Before: “Section 106 [of the NHPA] requires NEH to review the effects of projects offered NEH funding on historic properties (i.e., National Register of Historic Places (National Register) -listed or -eligible properties), and when applicable, provide the Advisory Council on Historic Preservation (ACHP) an opportunity to comment on such projects prior to the expenditure of any Federal funds.”

After:Prior to the expenditure of any federal funds, Section 106 [of the NHPA] requires NEH to review the effects of projects offered NEH funding on historic properties that are listed or eligible for listing in the National Register of Historic Places. When applicable, NEH must also provide the Advisory Council on Historic Preservation (ACHP) an opportunity to comment on such projects prior to the expenditure of any federal funds.”

We think the “after” version is considerably clearer.

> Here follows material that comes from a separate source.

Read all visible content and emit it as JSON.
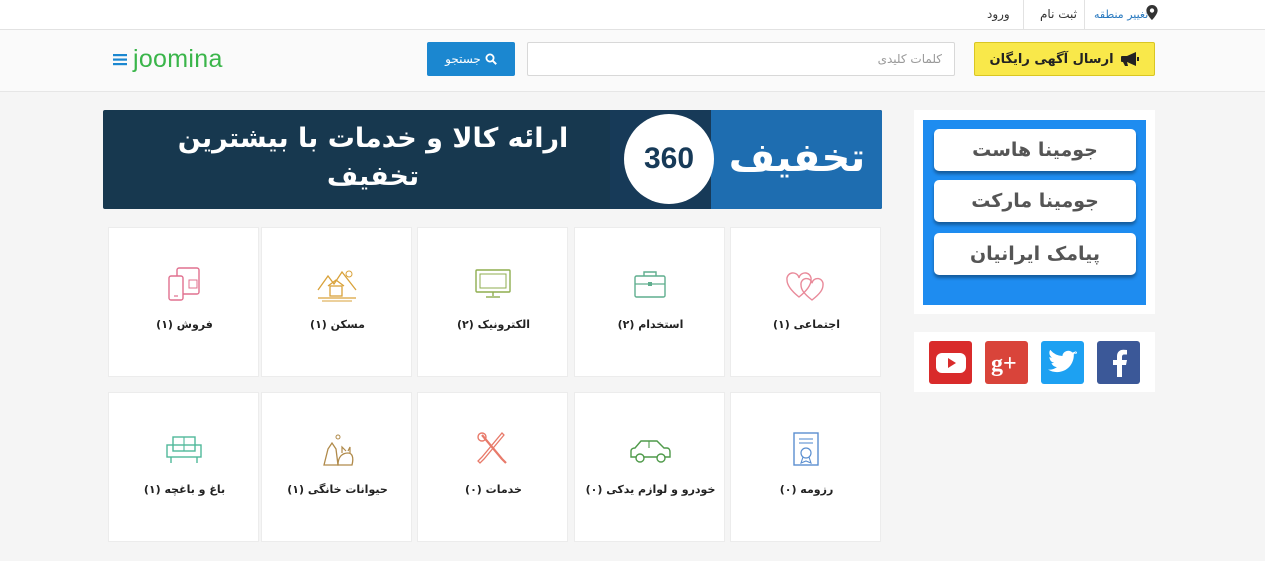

We split the single lengthy sentence in the “before” version into two more manageable sentences. We also eliminated the confusing proliferation of parentheses within parentheses. Finally, we replaced the awkward construction involving hyphens (“National Register-listed or -eligible properties”) with a much simpler construction: “historic properties that are listed or eligible for listing in the National Register of Historic Places.”

The language in many NEH documents—this is true of instructions for applicants as well as instructions for grantees—is often unavoidably technical. (In particular, the legal language found in many grant management documents is necessarily precise and therefore unchangeable.) Working within that very real constraint, we will continue to strive to make our documents as readable and as comprehensible as can be.

Joel Schwartz, NEH’s Chief Guidelines Officer, prepared this report.